Deadpool 2, 2018
Directed by David Leitch.
Starring Ryan Reynolds, Josh Brolin, Julian Dennison, Zazie Beetz, Morena Baccarin, Brianna Hildebrand, T.J. Miller, Karan Soni, Leslie Uggams, Eddie Marsan, Stefan Kapicic, Bill Skarsgård, Terry Crews, Shioli Kutsuna, Lewis Tan, Jack Kesy, Hayley Sales, and Rob Delaney.
With $783 million at the global box-office, more than The Passion of the Christ, at least domestically, life is pretty sweet for Wade (Ryan Reynolds). That’s all about to change though, as tragedy strikes, leaving the Merc with a Mouth at his lowest ebb, just as a time-travelling cyborg named Cable arrives in town, hell bent on destruction.
During the most recent trailer for Deadpool 2, our spandex sporting potty-mouth discussed the idea of a sequel in one of the many scenes that didn’t make it into the final edit, which is hardly surprising given the throw as much as possible at the screen and see what sticks approach that John Wick co-director David Leitch takes. Wade makes a meta statement that “It lives up to the hype, plus plus”, and for much of Deadpool 2 that is undeniably applicable, but there are times when the “plus, plus” just results in generic tedium, and that’s a criticism which couldn’t be leveled at the first film.
It’s the opening thirty minutes in which the sequel soars higher than Rob Delaney’s film stealing cameo as skydiving hero Peter. The first gag is an absolute doozy, which sets a very high bar, and by the time you get to the inspired Celine Dion accompanied credit sequence, you’ll feel at home in this world of wonderfully unhinged chaos. There are more laughs in the extended prologue than most contemporary comedies can manage in their duration.
The first Deadpool sustained this by having a unique frame upon which to hang the laughs. The self-referential piss-take approach was fresh amongst a genre that had a penchant for taking its ludicrousness too seriously, and don’t worry, there are still jokes at the expense of DC (“Martha”) and Marvel aplenty, but the novelty of that being able to provide the foundation of the entire film has now worn off, and the writers must come up with a plot, and that’s where this isn’t as successful.
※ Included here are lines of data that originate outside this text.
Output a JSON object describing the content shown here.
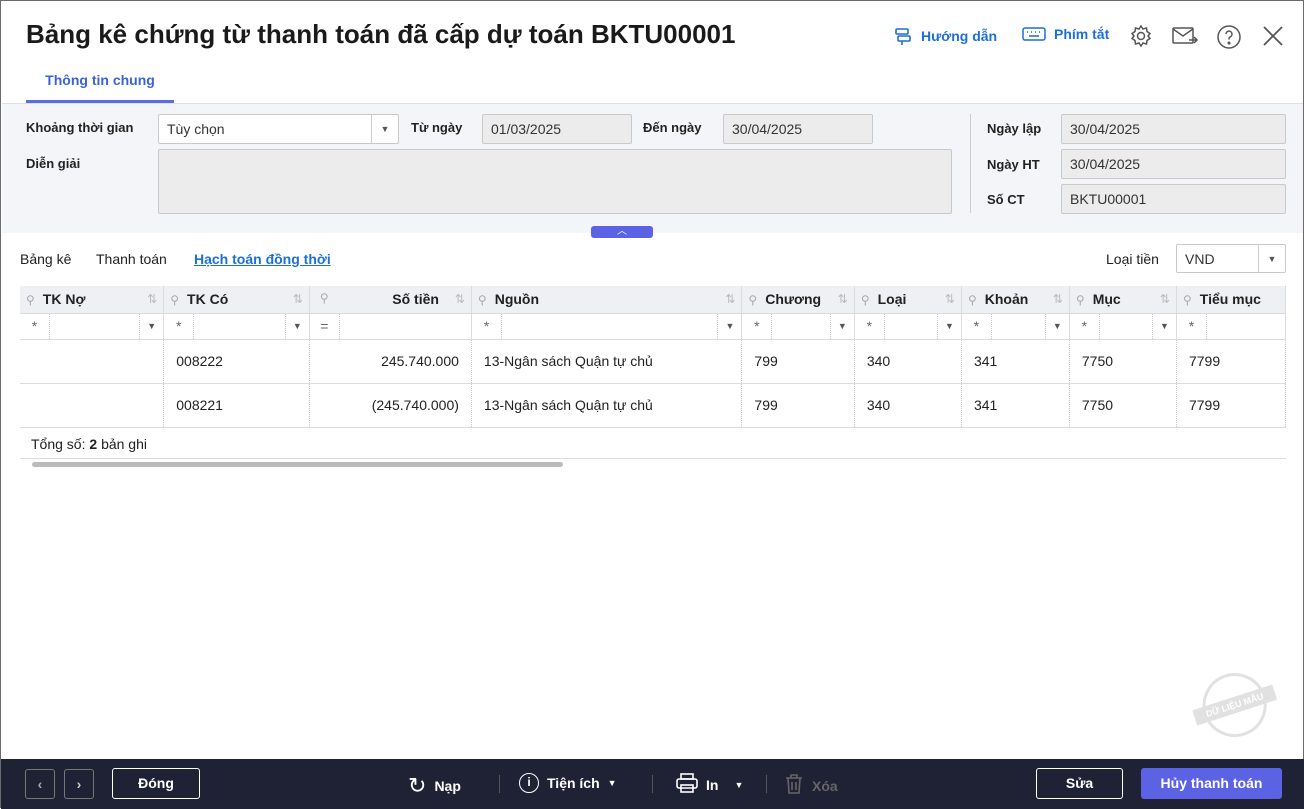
{
  "title": "Bảng kê chứng từ thanh toán đã cấp dự toán BKTU00001",
  "header": {
    "guide": "Hướng dẫn",
    "shortcuts": "Phím tắt"
  },
  "tabs": [
    "Thông tin chung"
  ],
  "form": {
    "period_label": "Khoảng thời gian",
    "period_value": "Tùy chọn",
    "from_label": "Từ ngày",
    "from_value": "01/03/2025",
    "to_label": "Đến ngày",
    "to_value": "30/04/2025",
    "desc_label": "Diễn giải",
    "desc_value": "",
    "created_label": "Ngày lập",
    "created_value": "30/04/2025",
    "posted_label": "Ngày HT",
    "posted_value": "30/04/2025",
    "docno_label": "Số CT",
    "docno_value": "BKTU00001"
  },
  "subtabs": [
    "Bảng kê",
    "Thanh toán",
    "Hạch toán đồng thời"
  ],
  "currency": {
    "label": "Loại tiền",
    "value": "VND"
  },
  "grid": {
    "columns": [
      {
        "label": "TK Nợ",
        "op": "*"
      },
      {
        "label": "TK Có",
        "op": "*"
      },
      {
        "label": "Số tiền",
        "op": "="
      },
      {
        "label": "Nguồn",
        "op": "*"
      },
      {
        "label": "Chương",
        "op": "*"
      },
      {
        "label": "Loại",
        "op": "*"
      },
      {
        "label": "Khoản",
        "op": "*"
      },
      {
        "label": "Mục",
        "op": "*"
      },
      {
        "label": "Tiểu mục",
        "op": "*"
      }
    ],
    "rows": [
      [
        "",
        "008222",
        "245.740.000",
        "13-Ngân sách Quận tự chủ",
        "799",
        "340",
        "341",
        "7750",
        "7799"
      ],
      [
        "",
        "008221",
        "(245.740.000)",
        "13-Ngân sách Quận tự chủ",
        "799",
        "340",
        "341",
        "7750",
        "7799"
      ]
    ],
    "total_prefix": "Tổng số:",
    "total_count": "2",
    "total_suffix": "bản ghi"
  },
  "watermark": "DỮ LIỆU MẪU",
  "toolbar": {
    "close": "Đóng",
    "reload": "Nạp",
    "utilities": "Tiện ích",
    "print": "In",
    "delete": "Xóa",
    "edit": "Sửa",
    "cancel_payment": "Hủy thanh toán"
  }
}
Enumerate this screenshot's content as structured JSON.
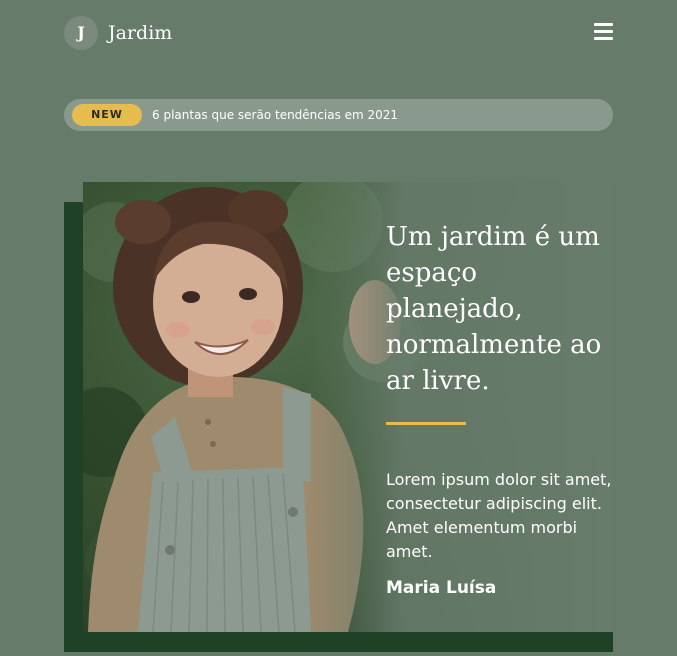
{
  "header": {
    "logo_letter": "J",
    "title": "Jardim",
    "menu_icon": "hamburger-menu-icon"
  },
  "news": {
    "badge": "NEW",
    "text": "6 plantas que serão tendências em 2021"
  },
  "hero": {
    "quote": "Um jardim é um espaço planejado, normalmente ao ar livre.",
    "body": "Lorem ipsum dolor sit amet, consectetur adipiscing elit. Amet elementum morbi amet.",
    "author": "Maria Luísa"
  },
  "colors": {
    "background": "#677b6b",
    "frame": "#1f4227",
    "accent": "#e6bc4f",
    "badge_pill": "#8a998d"
  }
}
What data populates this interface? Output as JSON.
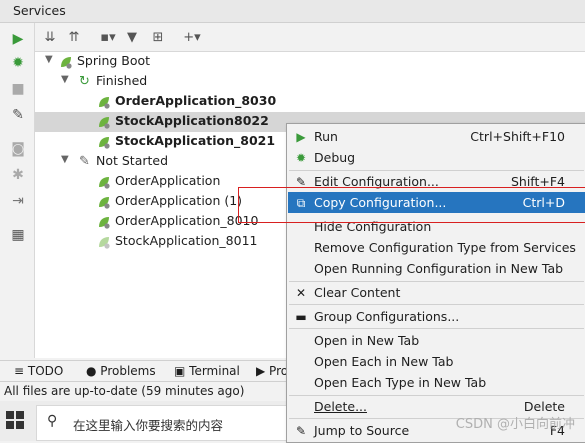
{
  "panel": {
    "title": "Services"
  },
  "tree": {
    "root": "Spring Boot",
    "finished_group": "Finished",
    "finished": [
      "OrderApplication_8030",
      "StockApplication8022",
      "StockApplication_8021"
    ],
    "not_started_group": "Not Started",
    "not_started": [
      "OrderApplication",
      "OrderApplication (1)",
      "OrderApplication_8010",
      "StockApplication_8011"
    ]
  },
  "menu": {
    "run": {
      "label": "Run",
      "shortcut": "Ctrl+Shift+F10"
    },
    "debug": {
      "label": "Debug"
    },
    "edit_config": {
      "label": "Edit Configuration...",
      "shortcut": "Shift+F4"
    },
    "copy_config": {
      "label": "Copy Configuration...",
      "shortcut": "Ctrl+D"
    },
    "hide_config": {
      "label": "Hide Configuration"
    },
    "remove_type": {
      "label": "Remove Configuration Type from Services"
    },
    "open_running": {
      "label": "Open Running Configuration in New Tab"
    },
    "clear_content": {
      "label": "Clear Content"
    },
    "group_configs": {
      "label": "Group Configurations..."
    },
    "open_new_tab": {
      "label": "Open in New Tab"
    },
    "open_each": {
      "label": "Open Each in New Tab"
    },
    "open_each_type": {
      "label": "Open Each Type in New Tab"
    },
    "delete": {
      "label": "Delete...",
      "shortcut": "Delete"
    },
    "jump_source": {
      "label": "Jump to Source",
      "shortcut": "F4"
    }
  },
  "bottom_tabs": {
    "todo": "TODO",
    "problems": "Problems",
    "terminal": "Terminal",
    "partial": "Pro"
  },
  "status": {
    "text": "All files are up-to-date (59 minutes ago)"
  },
  "taskbar": {
    "search_placeholder": "在这里输入你要搜索的内容"
  },
  "watermark": "CSDN @小白向前冲",
  "colors": {
    "accent": "#2675bf",
    "run_green": "#3a9a3a",
    "spring_green": "#6db33f",
    "highlight_border": "#d82020"
  }
}
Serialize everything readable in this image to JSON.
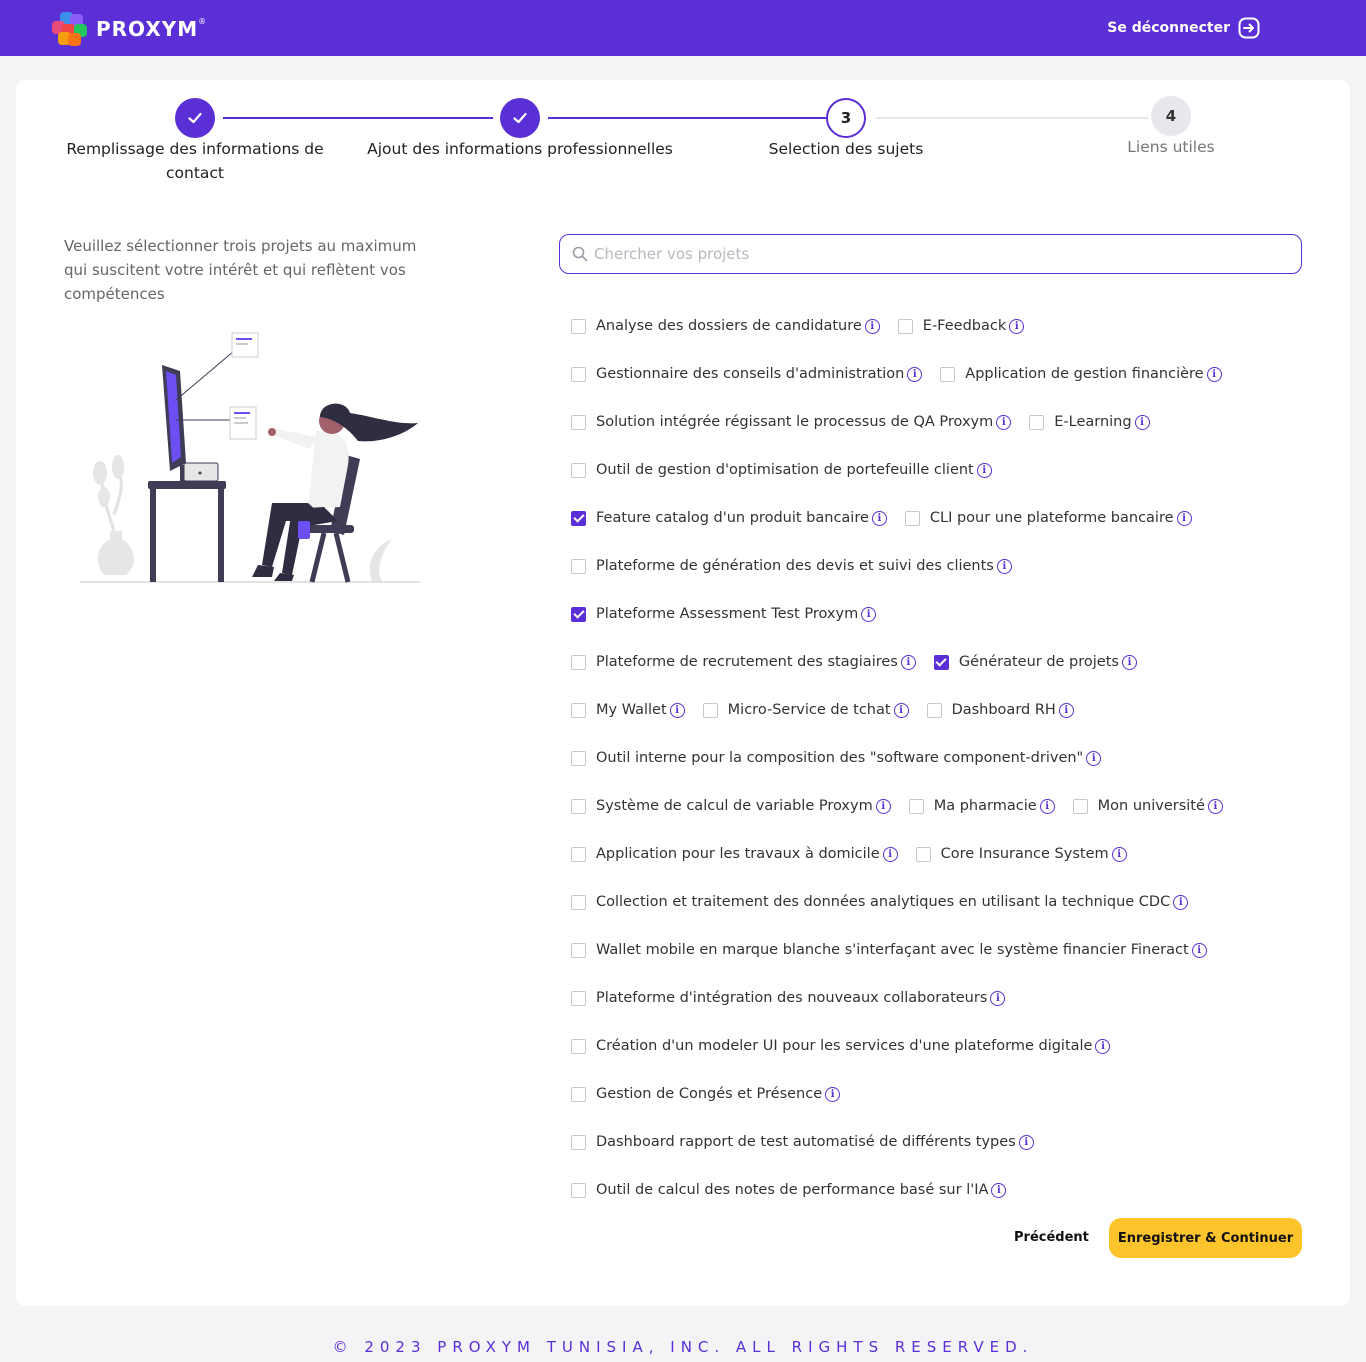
{
  "header": {
    "brand": "PROXYM",
    "brand_mark": "®",
    "logout_label": "Se déconnecter"
  },
  "steps": [
    {
      "number": "1",
      "label": "Remplissage des informations de contact",
      "state": "done"
    },
    {
      "number": "2",
      "label": "Ajout des informations professionnelles",
      "state": "done"
    },
    {
      "number": "3",
      "label": "Selection des sujets",
      "state": "active"
    },
    {
      "number": "4",
      "label": "Liens utiles",
      "state": "pending"
    }
  ],
  "intro_text": "Veuillez sélectionner trois projets au maximum qui suscitent votre intérêt et qui reflètent vos compétences",
  "search": {
    "placeholder": "Chercher vos projets",
    "value": ""
  },
  "project_rows": [
    [
      {
        "label": "Analyse des dossiers de candidature",
        "checked": false
      },
      {
        "label": "E-Feedback",
        "checked": false
      }
    ],
    [
      {
        "label": "Gestionnaire des conseils d'administration",
        "checked": false
      },
      {
        "label": "Application de gestion financière",
        "checked": false
      }
    ],
    [
      {
        "label": "Solution intégrée régissant le processus de QA Proxym",
        "checked": false
      },
      {
        "label": "E-Learning",
        "checked": false
      }
    ],
    [
      {
        "label": "Outil de gestion d'optimisation de portefeuille client",
        "checked": false
      }
    ],
    [
      {
        "label": "Feature catalog d'un produit bancaire",
        "checked": true
      },
      {
        "label": "CLI pour une plateforme bancaire",
        "checked": false
      }
    ],
    [
      {
        "label": "Plateforme de génération des devis et suivi des clients",
        "checked": false
      }
    ],
    [
      {
        "label": "Plateforme Assessment Test Proxym",
        "checked": true
      }
    ],
    [
      {
        "label": "Plateforme de recrutement des stagiaires",
        "checked": false
      },
      {
        "label": "Générateur de projets",
        "checked": true
      }
    ],
    [
      {
        "label": "My Wallet",
        "checked": false
      },
      {
        "label": "Micro-Service de tchat",
        "checked": false
      },
      {
        "label": "Dashboard RH",
        "checked": false
      }
    ],
    [
      {
        "label": "Outil interne pour la composition des \"software component-driven\"",
        "checked": false
      }
    ],
    [
      {
        "label": "Système de calcul de variable Proxym",
        "checked": false
      },
      {
        "label": "Ma pharmacie",
        "checked": false
      },
      {
        "label": "Mon université",
        "checked": false
      }
    ],
    [
      {
        "label": "Application pour les travaux à domicile",
        "checked": false
      },
      {
        "label": "Core Insurance System",
        "checked": false
      }
    ],
    [
      {
        "label": "Collection et traitement des données analytiques en utilisant la technique CDC",
        "checked": false
      }
    ],
    [
      {
        "label": "Wallet mobile en marque blanche s'interfaçant avec le système financier Fineract",
        "checked": false
      }
    ],
    [
      {
        "label": "Plateforme d'intégration des nouveaux collaborateurs",
        "checked": false
      }
    ],
    [
      {
        "label": "Création d'un modeler UI pour les services d'une plateforme digitale",
        "checked": false
      }
    ],
    [
      {
        "label": "Gestion de Congés et Présence",
        "checked": false
      }
    ],
    [
      {
        "label": "Dashboard rapport de test automatisé de différents types",
        "checked": false
      }
    ],
    [
      {
        "label": "Outil de calcul des notes de performance basé sur l'IA",
        "checked": false
      }
    ]
  ],
  "info_glyph": "i",
  "buttons": {
    "previous": "Précédent",
    "save": "Enregistrer & Continuer"
  },
  "footer": "© 2023 PROXYM TUNISIA, INC. ALL RIGHTS RESERVED.",
  "colors": {
    "primary": "#5a2fd6",
    "accent": "#fec42c",
    "step_pending": "#e8e8ec"
  },
  "icons": {
    "done_step": "check-icon",
    "logout": "logout-arrow-icon",
    "search": "search-icon",
    "info": "info-icon"
  }
}
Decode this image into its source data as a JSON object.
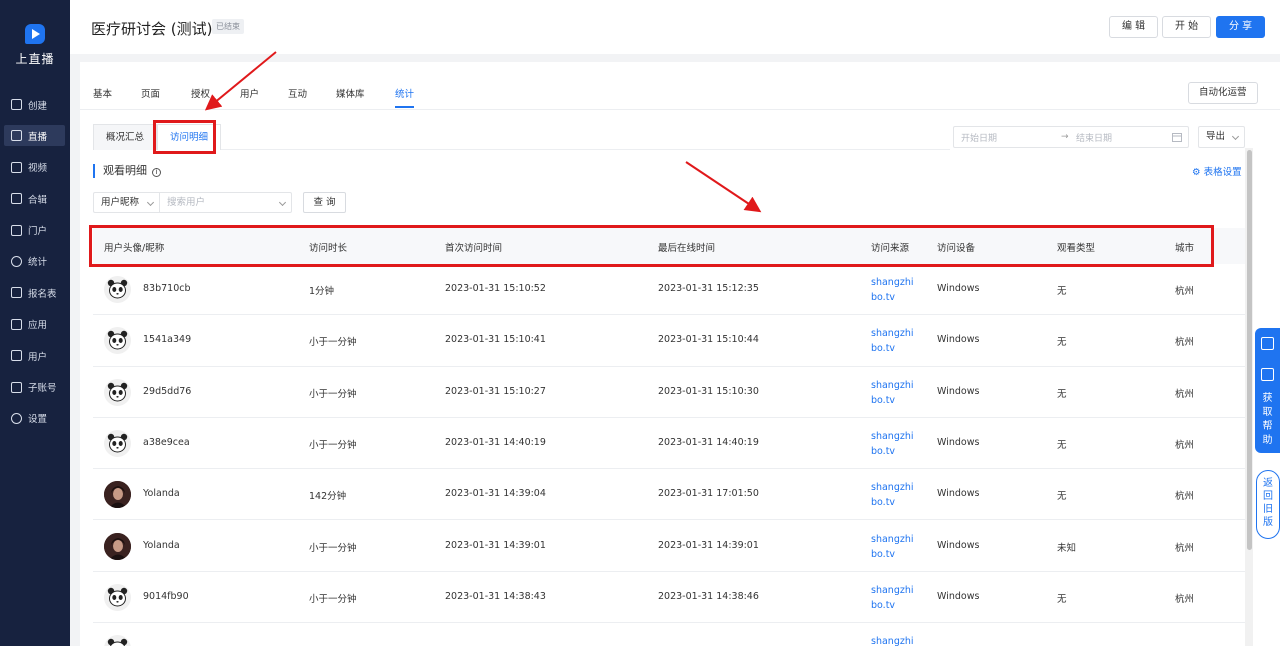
{
  "sidebar": {
    "logo_text": "上直播",
    "items": [
      {
        "label": "创建",
        "icon": "plus-square-icon"
      },
      {
        "label": "直播",
        "icon": "video-icon"
      },
      {
        "label": "视频",
        "icon": "film-icon"
      },
      {
        "label": "合辑",
        "icon": "collection-icon"
      },
      {
        "label": "门户",
        "icon": "monitor-icon"
      },
      {
        "label": "统计",
        "icon": "pie-chart-icon"
      },
      {
        "label": "报名表",
        "icon": "form-icon"
      },
      {
        "label": "应用",
        "icon": "grid-icon"
      },
      {
        "label": "用户",
        "icon": "user-icon"
      },
      {
        "label": "子账号",
        "icon": "sub-account-icon"
      },
      {
        "label": "设置",
        "icon": "gear-icon"
      }
    ],
    "active_index": 1
  },
  "header": {
    "title": "医疗研讨会 (测试)",
    "status": "已结束",
    "edit_label": "编 辑",
    "start_label": "开 始",
    "share_label": "分 享"
  },
  "tabs": {
    "items": [
      "基本",
      "页面",
      "授权",
      "用户",
      "互动",
      "媒体库",
      "统计"
    ],
    "active_index": 6,
    "automation_label": "自动化运营"
  },
  "subtabs": {
    "items": [
      "概况汇总",
      "访问明细"
    ],
    "active_index": 1
  },
  "date_filter": {
    "start_placeholder": "开始日期",
    "end_placeholder": "结束日期",
    "separator": "→"
  },
  "export_label": "导出",
  "section": {
    "title": "观看明细",
    "table_settings_label": "表格设置"
  },
  "filters": {
    "field_select": "用户昵称",
    "search_placeholder": "搜索用户",
    "query_label": "查 询"
  },
  "table": {
    "columns": [
      "用户头像/昵称",
      "访问时长",
      "首次访问时间",
      "最后在线时间",
      "访问来源",
      "访问设备",
      "观看类型",
      "城市"
    ],
    "rows": [
      {
        "nickname": "83b710cb",
        "avatar": "panda",
        "duration": "1分钟",
        "first_visit": "2023-01-31 15:10:52",
        "last_online": "2023-01-31 15:12:35",
        "source": "shangzhibo.tv",
        "device": "Windows",
        "watch_type": "无",
        "city": "杭州"
      },
      {
        "nickname": "1541a349",
        "avatar": "panda",
        "duration": "小于一分钟",
        "first_visit": "2023-01-31 15:10:41",
        "last_online": "2023-01-31 15:10:44",
        "source": "shangzhibo.tv",
        "device": "Windows",
        "watch_type": "无",
        "city": "杭州"
      },
      {
        "nickname": "29d5dd76",
        "avatar": "panda",
        "duration": "小于一分钟",
        "first_visit": "2023-01-31 15:10:27",
        "last_online": "2023-01-31 15:10:30",
        "source": "shangzhibo.tv",
        "device": "Windows",
        "watch_type": "无",
        "city": "杭州"
      },
      {
        "nickname": "a38e9cea",
        "avatar": "panda",
        "duration": "小于一分钟",
        "first_visit": "2023-01-31 14:40:19",
        "last_online": "2023-01-31 14:40:19",
        "source": "shangzhibo.tv",
        "device": "Windows",
        "watch_type": "无",
        "city": "杭州"
      },
      {
        "nickname": "Yolanda",
        "avatar": "photo",
        "duration": "142分钟",
        "first_visit": "2023-01-31 14:39:04",
        "last_online": "2023-01-31 17:01:50",
        "source": "shangzhibo.tv",
        "device": "Windows",
        "watch_type": "无",
        "city": "杭州"
      },
      {
        "nickname": "Yolanda",
        "avatar": "photo",
        "duration": "小于一分钟",
        "first_visit": "2023-01-31 14:39:01",
        "last_online": "2023-01-31 14:39:01",
        "source": "shangzhibo.tv",
        "device": "Windows",
        "watch_type": "未知",
        "city": "杭州"
      },
      {
        "nickname": "9014fb90",
        "avatar": "panda",
        "duration": "小于一分钟",
        "first_visit": "2023-01-31 14:38:43",
        "last_online": "2023-01-31 14:38:46",
        "source": "shangzhibo.tv",
        "device": "Windows",
        "watch_type": "无",
        "city": "杭州"
      },
      {
        "nickname": "",
        "avatar": "panda",
        "duration": "",
        "first_visit": "",
        "last_online": "",
        "source": "shangzhib",
        "device": "",
        "watch_type": "",
        "city": ""
      }
    ]
  },
  "float_help": {
    "help_label": "获取帮助",
    "back_label": "返回旧版"
  },
  "colors": {
    "sidebar_bg": "#17223f",
    "accent": "#1f74f0",
    "annotation_red": "#e0191b"
  }
}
Essentially an extension of the John Wick revenge template, with an abused mutants narrative absorbed from the X-Men universe, it just feels too slight, and never enough to validate the two-hour runtime. You feel large chunks of the film have been jettisoned in favour of extended comedic set pieces, such as a torturous one in which Deadpool regenerates. This means that while Eddie Marsan is prominent, he barely gets a word to say, and you never get to know who Cable is until the final few beats, because up until then he’s been a largely unremarkable comicbook bad guy.
However, a desire for orchestrated bedlam does mean that there are plenty of likeable additions to the cast, plus some wonderful cameos, which will go unspoiled here. Zazie Beetz brings a very funny laissez-faire attitude that compliments the Deadpool vibe, as luck magnet Domino, and while there’s a missed opportunity in the fact that they never make a Ricky Baker gag, Julian Dennison is exactly what you’d expect from the Hunt for the Wilderpeople breakout star.
It’s also worth noting that Deadpool 2 breathes new life into the mid-credit sting by featuring the best use of the omnipresent tease technique since 22 Jump Street.
Stylistically Leitch ensures that the film earns its R-rating, particularly during the opening montage, but you might expect a little bit more in terms of visual panache from the director who made that stunning Atomic Blonde action set-piece, or turned John Wick into GTA writ-large.
It’s not the reinvention of the wheel that the first film was, just a looser, faster spin of it. Deadpool 2 is hyperactive fun, with an irrepressible Reynolds knowingly hogging the entire film, but next time we’d just like the moments in-between the jokes to be filled with something a bit more substantial.
Flickering Myth Rating – Film ★ ★ ★ / Movie ★ ★ ★
Matt Rodgers – @mainstreammatt